- [PROBLEM STATEMENT]
Across the listing below, how many lines include the word "JSON"? The answer is that number, with nothing added.

____

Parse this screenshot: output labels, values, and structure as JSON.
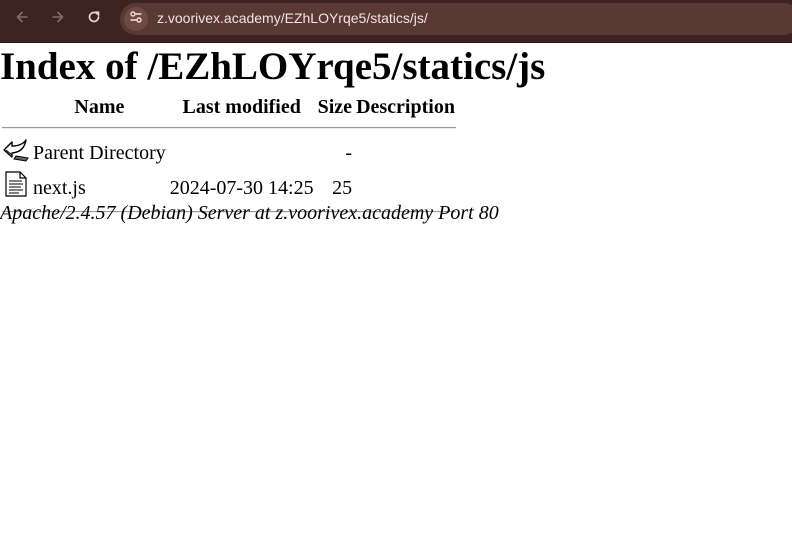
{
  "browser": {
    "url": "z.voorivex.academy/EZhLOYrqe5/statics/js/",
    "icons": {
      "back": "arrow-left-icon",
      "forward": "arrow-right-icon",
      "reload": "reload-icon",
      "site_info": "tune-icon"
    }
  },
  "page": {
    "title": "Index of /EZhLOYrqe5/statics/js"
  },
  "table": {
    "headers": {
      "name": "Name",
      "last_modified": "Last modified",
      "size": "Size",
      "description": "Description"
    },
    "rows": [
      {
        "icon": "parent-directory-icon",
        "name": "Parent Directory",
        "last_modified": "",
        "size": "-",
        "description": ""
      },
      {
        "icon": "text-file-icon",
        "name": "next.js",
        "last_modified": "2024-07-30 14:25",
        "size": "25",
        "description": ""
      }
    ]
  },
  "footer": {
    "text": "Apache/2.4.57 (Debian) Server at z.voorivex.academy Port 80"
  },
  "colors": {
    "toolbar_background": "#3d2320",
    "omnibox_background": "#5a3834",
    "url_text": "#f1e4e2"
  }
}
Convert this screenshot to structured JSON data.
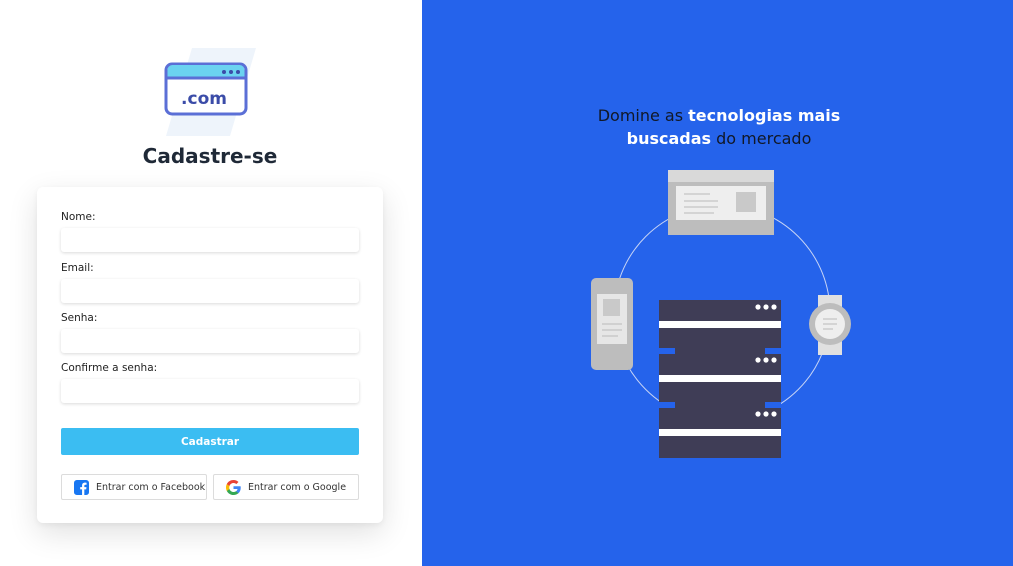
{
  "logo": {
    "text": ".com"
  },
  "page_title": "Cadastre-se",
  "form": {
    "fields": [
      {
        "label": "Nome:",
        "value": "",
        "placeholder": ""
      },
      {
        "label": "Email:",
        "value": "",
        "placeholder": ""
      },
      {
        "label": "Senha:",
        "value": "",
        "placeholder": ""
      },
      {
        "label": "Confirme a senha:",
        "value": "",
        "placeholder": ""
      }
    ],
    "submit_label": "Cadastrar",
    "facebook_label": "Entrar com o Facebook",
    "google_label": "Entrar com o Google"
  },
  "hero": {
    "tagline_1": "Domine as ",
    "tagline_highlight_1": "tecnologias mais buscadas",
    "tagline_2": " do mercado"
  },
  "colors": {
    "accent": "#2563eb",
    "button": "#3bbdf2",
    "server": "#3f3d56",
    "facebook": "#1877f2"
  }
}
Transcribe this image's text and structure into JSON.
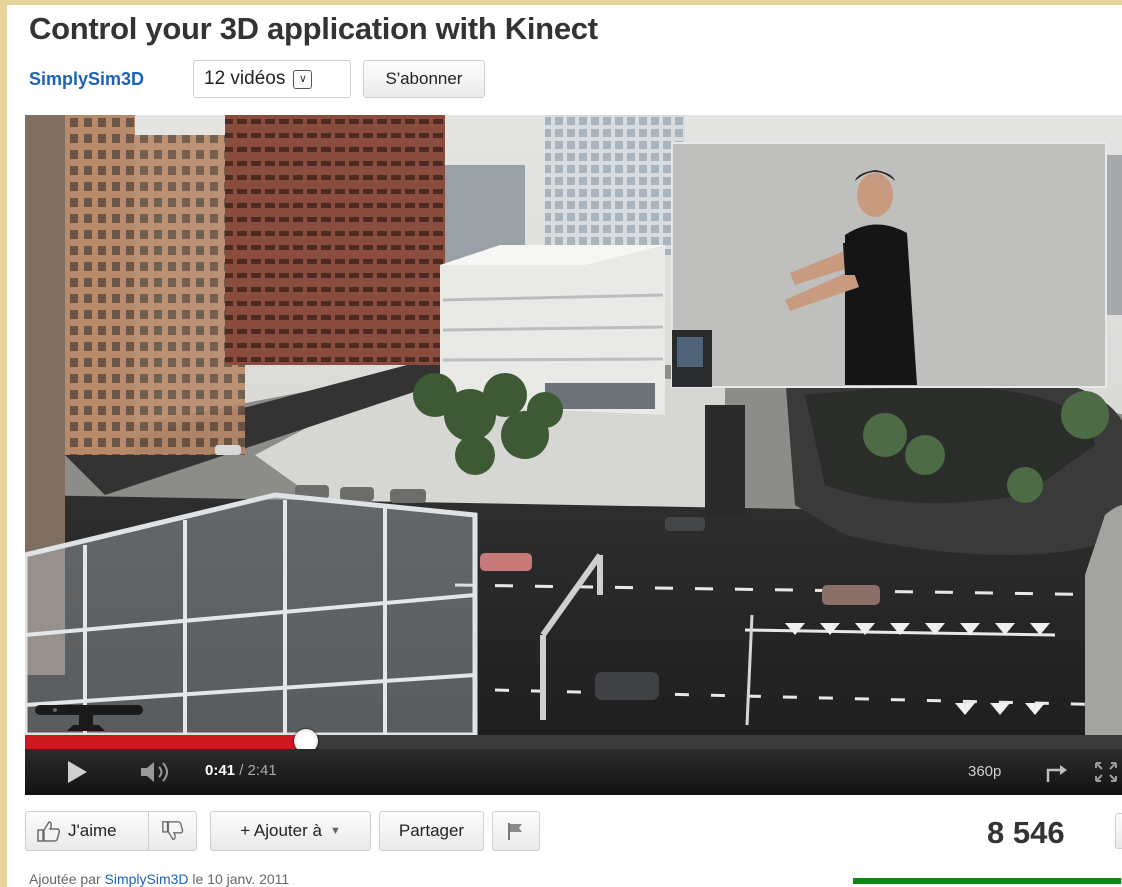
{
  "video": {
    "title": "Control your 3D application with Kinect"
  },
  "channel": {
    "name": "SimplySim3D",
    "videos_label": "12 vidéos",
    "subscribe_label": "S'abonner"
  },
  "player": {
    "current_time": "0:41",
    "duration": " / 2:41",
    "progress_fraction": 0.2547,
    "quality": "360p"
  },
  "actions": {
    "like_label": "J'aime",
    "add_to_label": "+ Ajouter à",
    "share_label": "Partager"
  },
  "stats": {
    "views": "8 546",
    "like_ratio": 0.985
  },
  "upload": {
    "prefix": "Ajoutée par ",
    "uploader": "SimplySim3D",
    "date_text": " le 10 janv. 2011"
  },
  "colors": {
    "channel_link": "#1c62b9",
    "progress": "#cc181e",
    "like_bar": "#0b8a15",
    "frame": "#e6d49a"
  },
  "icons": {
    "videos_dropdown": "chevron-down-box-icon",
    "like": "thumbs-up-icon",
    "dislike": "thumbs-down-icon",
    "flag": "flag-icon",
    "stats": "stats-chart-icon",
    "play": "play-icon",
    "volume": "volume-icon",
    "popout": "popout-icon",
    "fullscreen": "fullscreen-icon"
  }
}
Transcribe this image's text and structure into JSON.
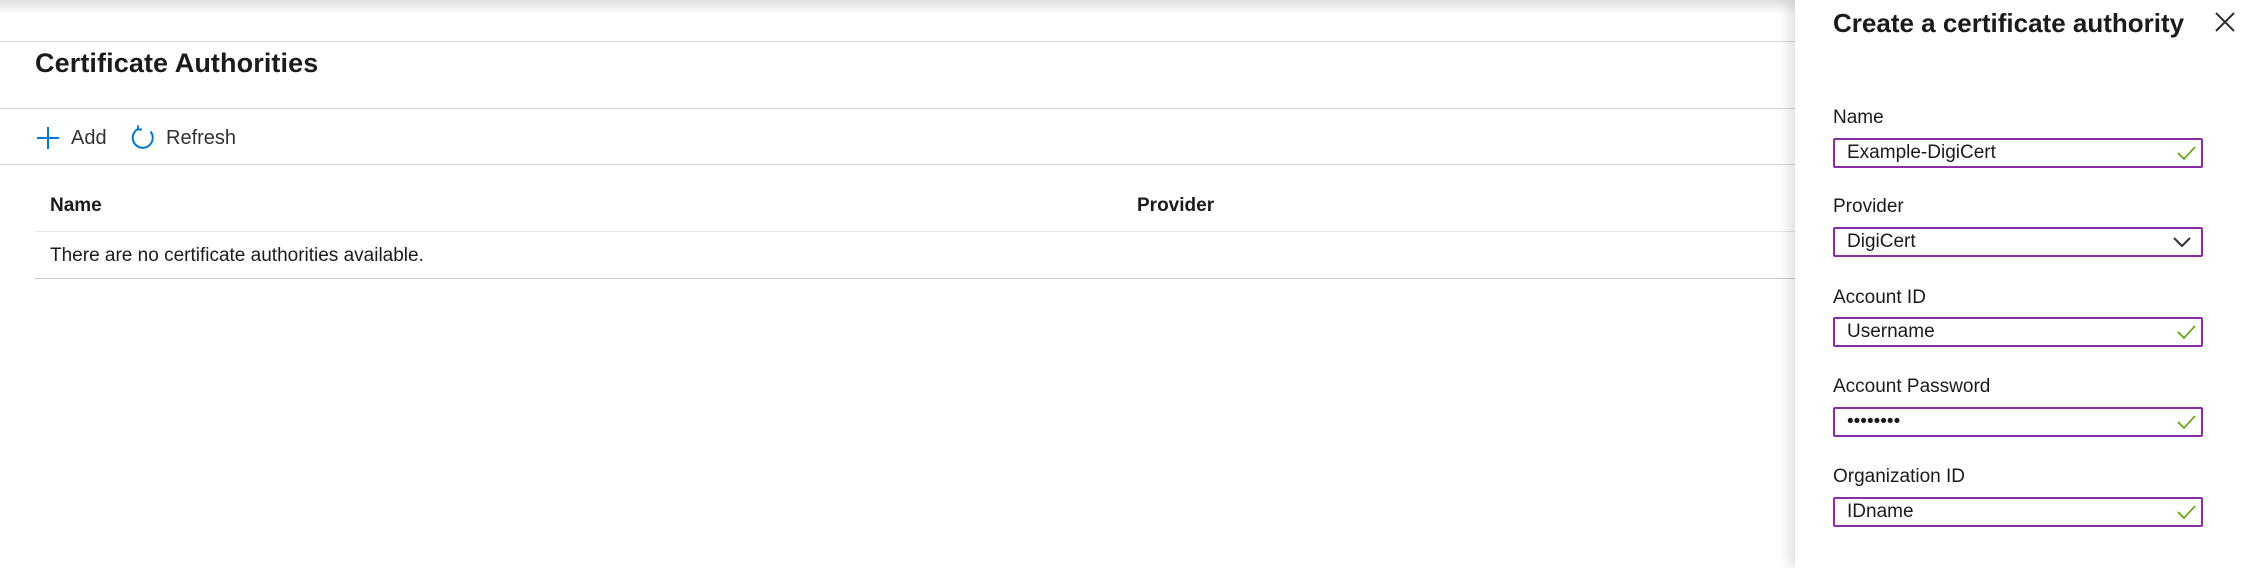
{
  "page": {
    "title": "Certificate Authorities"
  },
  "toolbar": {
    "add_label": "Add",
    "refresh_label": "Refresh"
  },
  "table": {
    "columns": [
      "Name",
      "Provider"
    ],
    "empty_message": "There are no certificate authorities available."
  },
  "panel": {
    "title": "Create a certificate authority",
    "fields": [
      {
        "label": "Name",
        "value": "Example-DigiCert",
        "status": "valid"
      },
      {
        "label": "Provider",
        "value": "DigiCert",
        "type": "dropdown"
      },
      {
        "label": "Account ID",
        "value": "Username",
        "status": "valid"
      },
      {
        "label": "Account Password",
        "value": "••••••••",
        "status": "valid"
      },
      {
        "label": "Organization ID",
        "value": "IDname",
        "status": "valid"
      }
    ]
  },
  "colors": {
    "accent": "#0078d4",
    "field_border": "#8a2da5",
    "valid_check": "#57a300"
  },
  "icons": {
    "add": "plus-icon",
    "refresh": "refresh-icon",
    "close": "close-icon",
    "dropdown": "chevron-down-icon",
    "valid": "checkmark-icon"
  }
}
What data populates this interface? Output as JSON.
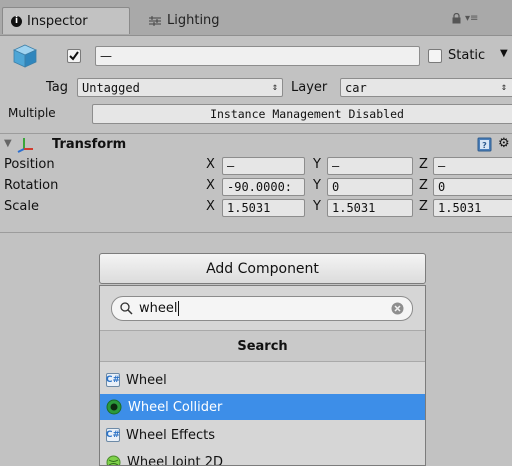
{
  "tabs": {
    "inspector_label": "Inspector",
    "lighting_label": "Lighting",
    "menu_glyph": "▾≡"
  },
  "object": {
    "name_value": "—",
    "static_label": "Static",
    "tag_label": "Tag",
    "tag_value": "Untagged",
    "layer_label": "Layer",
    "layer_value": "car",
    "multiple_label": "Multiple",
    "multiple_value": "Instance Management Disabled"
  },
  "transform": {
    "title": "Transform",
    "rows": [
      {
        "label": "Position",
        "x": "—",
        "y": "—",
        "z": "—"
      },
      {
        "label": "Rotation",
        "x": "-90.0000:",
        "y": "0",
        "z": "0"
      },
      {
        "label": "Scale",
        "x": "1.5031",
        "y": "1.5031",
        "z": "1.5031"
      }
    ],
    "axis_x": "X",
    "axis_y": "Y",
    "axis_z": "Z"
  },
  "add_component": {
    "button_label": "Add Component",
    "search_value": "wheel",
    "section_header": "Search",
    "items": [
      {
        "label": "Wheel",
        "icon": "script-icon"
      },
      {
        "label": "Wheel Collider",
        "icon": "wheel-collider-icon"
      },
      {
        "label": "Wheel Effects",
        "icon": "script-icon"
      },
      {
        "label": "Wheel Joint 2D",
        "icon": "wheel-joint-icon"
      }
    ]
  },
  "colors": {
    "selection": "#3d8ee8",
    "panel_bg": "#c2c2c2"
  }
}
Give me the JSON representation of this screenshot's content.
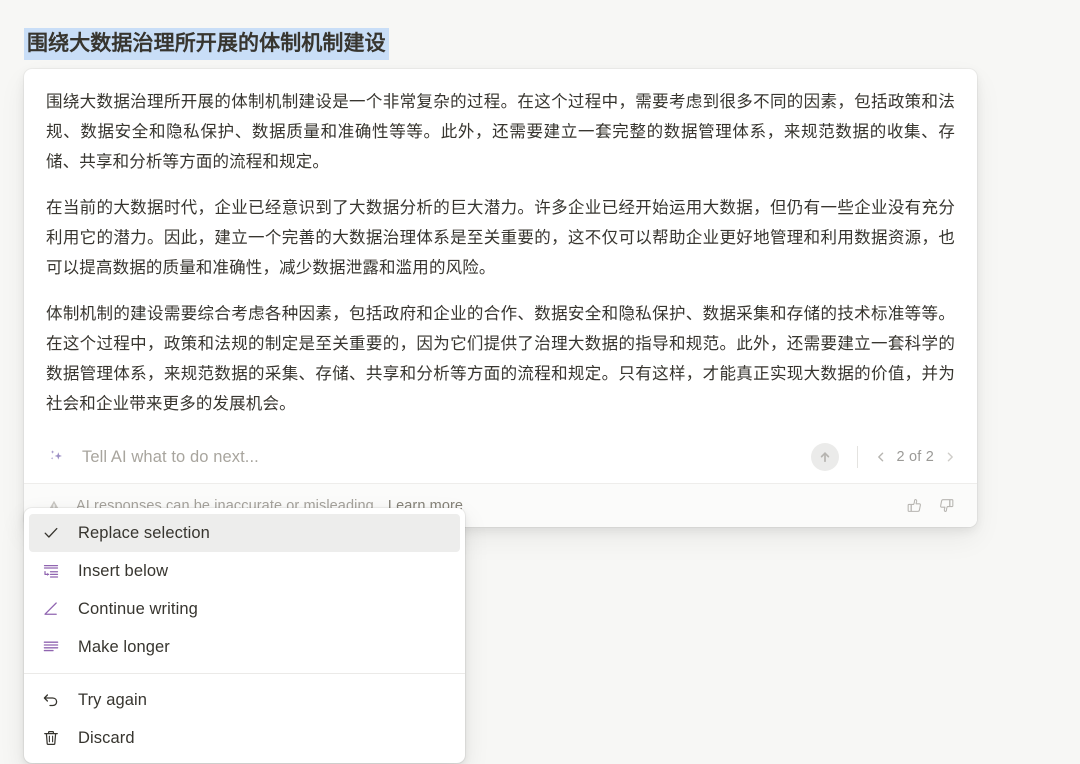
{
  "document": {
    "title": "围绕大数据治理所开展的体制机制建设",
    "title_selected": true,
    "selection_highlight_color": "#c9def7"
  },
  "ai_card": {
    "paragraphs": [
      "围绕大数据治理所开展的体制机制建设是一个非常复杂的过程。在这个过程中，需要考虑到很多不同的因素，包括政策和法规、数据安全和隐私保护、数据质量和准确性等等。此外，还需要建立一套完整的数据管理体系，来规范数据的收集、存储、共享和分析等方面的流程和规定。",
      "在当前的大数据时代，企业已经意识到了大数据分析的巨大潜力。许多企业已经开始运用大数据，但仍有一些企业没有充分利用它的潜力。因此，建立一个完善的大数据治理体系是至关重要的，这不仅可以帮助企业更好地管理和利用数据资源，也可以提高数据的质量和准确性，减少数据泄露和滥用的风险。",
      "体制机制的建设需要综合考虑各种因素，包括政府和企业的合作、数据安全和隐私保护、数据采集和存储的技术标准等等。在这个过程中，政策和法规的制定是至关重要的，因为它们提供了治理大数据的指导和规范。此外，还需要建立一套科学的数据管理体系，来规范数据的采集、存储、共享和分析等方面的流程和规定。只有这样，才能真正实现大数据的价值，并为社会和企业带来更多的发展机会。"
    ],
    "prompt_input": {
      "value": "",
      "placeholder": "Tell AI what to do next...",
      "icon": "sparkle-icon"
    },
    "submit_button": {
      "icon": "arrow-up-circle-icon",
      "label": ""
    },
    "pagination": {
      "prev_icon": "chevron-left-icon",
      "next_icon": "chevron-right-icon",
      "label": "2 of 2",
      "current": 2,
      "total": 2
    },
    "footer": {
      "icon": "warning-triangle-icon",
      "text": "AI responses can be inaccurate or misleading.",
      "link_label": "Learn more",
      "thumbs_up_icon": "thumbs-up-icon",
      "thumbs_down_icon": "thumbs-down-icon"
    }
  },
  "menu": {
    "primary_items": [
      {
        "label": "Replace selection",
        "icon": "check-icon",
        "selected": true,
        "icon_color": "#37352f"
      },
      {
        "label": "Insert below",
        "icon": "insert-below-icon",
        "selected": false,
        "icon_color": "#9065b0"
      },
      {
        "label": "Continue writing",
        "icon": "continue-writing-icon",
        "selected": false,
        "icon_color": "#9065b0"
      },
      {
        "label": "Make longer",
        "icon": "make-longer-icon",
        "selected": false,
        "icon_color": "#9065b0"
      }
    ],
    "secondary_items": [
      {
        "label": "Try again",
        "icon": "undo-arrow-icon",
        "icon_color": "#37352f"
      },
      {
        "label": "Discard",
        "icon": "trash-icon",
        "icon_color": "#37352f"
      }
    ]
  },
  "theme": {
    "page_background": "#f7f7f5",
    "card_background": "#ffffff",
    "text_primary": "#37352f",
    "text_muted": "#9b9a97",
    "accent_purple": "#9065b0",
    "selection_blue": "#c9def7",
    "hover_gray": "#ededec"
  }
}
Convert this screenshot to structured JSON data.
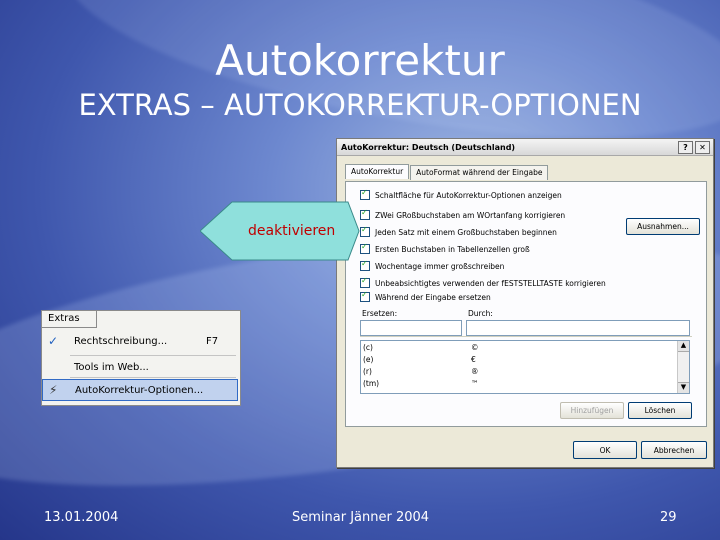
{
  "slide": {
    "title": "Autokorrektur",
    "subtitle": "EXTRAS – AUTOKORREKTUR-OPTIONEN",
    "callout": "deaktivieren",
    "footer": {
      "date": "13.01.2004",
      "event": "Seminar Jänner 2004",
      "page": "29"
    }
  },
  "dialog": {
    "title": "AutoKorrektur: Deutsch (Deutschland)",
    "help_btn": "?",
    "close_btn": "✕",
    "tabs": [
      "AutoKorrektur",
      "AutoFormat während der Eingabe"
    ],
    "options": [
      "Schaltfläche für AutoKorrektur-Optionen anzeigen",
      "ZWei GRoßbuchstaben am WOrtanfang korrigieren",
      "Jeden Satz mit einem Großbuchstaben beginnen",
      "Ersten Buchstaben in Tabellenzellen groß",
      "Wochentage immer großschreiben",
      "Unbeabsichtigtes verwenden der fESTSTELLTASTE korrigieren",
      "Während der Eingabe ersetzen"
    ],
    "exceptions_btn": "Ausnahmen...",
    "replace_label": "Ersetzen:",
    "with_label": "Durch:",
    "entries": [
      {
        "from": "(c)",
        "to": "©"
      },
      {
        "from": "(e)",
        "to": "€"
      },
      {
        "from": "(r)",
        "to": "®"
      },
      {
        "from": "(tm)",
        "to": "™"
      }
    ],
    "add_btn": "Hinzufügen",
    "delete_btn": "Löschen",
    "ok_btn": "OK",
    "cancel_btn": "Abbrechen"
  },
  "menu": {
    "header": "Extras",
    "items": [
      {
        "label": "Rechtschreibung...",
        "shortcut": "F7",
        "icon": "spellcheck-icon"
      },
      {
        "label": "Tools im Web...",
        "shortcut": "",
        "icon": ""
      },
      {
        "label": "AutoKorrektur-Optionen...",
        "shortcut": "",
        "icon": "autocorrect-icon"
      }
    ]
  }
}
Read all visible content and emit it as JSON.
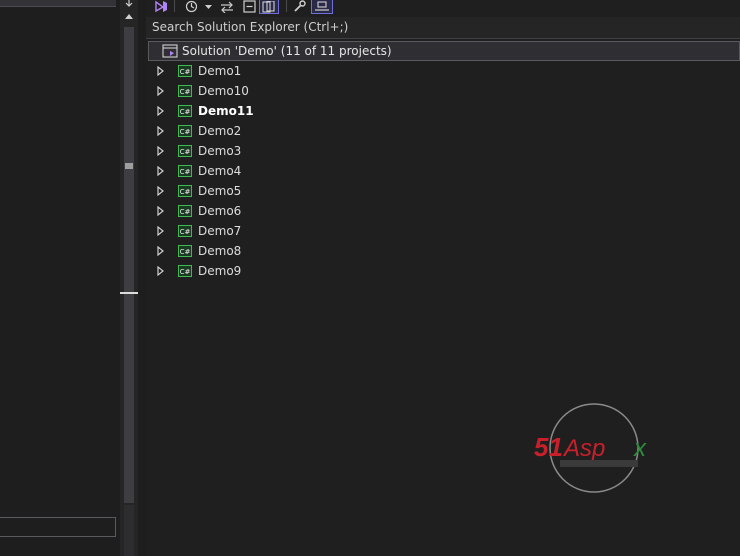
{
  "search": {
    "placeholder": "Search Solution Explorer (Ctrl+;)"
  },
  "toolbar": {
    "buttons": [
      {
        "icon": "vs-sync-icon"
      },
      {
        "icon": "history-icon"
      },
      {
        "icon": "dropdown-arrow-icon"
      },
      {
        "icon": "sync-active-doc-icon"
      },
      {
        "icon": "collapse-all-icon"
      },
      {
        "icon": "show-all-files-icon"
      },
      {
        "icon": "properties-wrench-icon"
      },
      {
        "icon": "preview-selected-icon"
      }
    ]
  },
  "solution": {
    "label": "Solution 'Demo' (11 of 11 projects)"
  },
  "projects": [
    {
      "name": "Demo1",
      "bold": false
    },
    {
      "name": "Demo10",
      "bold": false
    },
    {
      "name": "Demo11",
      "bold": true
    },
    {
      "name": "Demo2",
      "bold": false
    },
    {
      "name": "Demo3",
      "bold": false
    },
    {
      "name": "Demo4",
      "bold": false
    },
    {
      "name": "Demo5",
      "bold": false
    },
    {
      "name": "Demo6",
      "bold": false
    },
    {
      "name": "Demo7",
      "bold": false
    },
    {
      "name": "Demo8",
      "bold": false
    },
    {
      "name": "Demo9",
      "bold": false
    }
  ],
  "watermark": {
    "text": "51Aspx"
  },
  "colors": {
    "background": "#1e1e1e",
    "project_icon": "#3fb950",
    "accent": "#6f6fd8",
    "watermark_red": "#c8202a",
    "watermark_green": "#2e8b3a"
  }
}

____

- [EXPECTED ANSWER]
8